▸ **Directions**
Among the records that follow, find each line holding the word "Revisar" and copy it.

▸ **Dataset entries**
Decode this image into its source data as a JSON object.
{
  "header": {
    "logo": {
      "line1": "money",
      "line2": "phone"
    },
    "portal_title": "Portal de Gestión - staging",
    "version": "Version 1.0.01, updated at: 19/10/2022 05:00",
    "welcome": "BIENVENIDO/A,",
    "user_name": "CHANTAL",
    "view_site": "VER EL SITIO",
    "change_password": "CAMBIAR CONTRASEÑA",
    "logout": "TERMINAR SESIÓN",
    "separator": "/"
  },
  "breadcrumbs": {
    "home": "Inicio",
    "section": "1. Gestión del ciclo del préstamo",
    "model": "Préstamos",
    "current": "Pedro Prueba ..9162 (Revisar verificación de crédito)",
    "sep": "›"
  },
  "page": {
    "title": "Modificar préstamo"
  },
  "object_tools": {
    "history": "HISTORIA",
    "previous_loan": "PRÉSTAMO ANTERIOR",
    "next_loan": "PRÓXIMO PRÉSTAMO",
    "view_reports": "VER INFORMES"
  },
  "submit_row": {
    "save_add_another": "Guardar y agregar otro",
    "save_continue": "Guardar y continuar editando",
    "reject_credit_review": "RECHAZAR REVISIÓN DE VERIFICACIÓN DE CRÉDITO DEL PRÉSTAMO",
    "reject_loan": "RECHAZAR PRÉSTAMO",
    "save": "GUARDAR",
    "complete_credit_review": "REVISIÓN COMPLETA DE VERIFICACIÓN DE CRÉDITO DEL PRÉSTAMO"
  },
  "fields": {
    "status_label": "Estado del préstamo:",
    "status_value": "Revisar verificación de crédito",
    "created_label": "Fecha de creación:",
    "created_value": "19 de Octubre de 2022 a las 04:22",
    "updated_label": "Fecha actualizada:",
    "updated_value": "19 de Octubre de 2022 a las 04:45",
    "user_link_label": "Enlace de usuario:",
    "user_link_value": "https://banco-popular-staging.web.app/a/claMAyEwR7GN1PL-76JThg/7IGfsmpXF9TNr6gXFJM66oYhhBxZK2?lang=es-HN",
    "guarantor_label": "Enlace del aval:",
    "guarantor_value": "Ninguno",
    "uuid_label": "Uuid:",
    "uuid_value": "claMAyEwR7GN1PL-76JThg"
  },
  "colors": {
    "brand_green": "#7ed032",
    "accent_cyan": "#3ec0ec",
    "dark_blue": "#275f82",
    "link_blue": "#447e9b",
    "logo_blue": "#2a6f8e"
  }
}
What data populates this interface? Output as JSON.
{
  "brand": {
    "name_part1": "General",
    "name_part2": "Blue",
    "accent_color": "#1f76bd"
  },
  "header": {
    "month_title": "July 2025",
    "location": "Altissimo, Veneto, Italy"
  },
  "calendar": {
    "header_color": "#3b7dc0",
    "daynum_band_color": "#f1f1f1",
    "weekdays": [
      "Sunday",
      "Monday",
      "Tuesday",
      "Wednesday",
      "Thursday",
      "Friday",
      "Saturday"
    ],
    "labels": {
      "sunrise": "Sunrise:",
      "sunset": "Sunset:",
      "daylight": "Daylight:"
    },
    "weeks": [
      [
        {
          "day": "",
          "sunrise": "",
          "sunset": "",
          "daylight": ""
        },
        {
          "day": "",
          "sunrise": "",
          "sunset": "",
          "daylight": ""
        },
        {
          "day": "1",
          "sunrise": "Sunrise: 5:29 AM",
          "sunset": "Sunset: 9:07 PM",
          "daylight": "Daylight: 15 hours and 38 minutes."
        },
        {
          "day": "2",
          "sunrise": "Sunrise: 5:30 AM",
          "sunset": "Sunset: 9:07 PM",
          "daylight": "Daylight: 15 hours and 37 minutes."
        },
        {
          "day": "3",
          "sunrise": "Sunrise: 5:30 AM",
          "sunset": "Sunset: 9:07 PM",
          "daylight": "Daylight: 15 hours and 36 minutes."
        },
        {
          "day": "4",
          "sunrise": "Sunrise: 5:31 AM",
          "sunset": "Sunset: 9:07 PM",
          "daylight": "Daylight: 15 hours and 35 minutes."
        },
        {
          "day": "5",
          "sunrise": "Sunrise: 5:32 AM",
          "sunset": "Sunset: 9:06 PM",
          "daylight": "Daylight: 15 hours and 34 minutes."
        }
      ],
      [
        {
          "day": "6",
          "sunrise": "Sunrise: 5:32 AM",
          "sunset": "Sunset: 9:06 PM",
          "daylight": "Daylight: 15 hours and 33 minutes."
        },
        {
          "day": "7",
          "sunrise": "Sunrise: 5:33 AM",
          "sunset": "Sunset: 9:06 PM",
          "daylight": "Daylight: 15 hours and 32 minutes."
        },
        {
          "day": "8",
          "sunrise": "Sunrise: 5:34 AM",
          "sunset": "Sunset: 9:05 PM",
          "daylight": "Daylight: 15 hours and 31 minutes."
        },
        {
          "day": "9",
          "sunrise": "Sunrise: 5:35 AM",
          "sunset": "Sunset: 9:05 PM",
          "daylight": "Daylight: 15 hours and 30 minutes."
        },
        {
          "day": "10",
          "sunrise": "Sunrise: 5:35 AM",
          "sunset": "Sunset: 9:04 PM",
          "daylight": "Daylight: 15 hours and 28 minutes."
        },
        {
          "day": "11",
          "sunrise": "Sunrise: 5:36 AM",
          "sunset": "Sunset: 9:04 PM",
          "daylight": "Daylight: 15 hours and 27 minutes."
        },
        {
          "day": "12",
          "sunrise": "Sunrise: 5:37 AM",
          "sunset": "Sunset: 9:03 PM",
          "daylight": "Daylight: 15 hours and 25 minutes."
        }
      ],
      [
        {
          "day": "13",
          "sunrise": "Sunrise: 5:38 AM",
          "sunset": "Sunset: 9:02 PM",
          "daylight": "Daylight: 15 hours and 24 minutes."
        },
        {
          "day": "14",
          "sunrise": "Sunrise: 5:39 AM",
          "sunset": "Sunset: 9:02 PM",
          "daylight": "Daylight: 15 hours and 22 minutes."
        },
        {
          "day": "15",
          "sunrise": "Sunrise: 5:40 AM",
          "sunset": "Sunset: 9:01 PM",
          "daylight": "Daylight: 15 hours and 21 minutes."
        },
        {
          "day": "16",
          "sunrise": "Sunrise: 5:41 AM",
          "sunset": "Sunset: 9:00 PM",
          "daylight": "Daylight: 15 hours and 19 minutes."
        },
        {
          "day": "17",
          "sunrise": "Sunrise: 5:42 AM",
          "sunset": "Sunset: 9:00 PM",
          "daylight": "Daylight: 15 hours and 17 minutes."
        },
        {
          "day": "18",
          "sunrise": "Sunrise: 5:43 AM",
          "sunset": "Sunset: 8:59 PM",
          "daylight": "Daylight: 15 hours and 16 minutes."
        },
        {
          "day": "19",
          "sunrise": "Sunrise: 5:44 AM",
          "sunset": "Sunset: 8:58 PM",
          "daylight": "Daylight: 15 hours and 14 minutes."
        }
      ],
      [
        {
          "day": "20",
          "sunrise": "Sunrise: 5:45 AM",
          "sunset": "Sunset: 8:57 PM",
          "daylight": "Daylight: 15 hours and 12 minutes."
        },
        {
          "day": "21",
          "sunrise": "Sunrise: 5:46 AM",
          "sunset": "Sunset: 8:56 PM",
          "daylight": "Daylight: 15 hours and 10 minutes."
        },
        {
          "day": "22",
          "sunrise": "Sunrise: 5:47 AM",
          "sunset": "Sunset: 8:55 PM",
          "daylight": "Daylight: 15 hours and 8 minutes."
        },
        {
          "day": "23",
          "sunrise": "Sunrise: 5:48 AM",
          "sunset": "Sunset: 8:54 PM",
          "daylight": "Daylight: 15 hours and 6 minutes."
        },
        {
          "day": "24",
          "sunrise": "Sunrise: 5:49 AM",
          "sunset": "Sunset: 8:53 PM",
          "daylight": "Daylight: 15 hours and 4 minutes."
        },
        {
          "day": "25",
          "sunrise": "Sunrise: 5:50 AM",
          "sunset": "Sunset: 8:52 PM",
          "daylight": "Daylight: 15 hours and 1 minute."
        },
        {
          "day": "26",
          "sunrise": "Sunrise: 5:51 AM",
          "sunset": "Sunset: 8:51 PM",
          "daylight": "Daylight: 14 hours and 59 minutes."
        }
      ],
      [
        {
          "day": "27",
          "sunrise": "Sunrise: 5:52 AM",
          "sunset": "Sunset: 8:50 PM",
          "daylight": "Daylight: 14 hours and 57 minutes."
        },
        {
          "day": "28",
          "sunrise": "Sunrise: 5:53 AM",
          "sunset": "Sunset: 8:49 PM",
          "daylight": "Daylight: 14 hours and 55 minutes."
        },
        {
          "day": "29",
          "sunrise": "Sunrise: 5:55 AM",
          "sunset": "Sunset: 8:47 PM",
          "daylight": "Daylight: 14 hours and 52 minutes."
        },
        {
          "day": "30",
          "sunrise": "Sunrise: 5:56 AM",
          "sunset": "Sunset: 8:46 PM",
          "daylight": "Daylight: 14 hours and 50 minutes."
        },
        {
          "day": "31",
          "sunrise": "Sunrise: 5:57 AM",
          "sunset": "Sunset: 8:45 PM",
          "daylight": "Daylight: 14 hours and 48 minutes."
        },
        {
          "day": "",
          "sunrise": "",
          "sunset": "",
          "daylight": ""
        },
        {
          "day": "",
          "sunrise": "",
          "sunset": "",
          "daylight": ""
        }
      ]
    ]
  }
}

▸ **Exercise output**
    "current": "Pedro Prueba ..9162 (Revisar verificación de crédito)",
    "status_value": "Revisar verificación de crédito",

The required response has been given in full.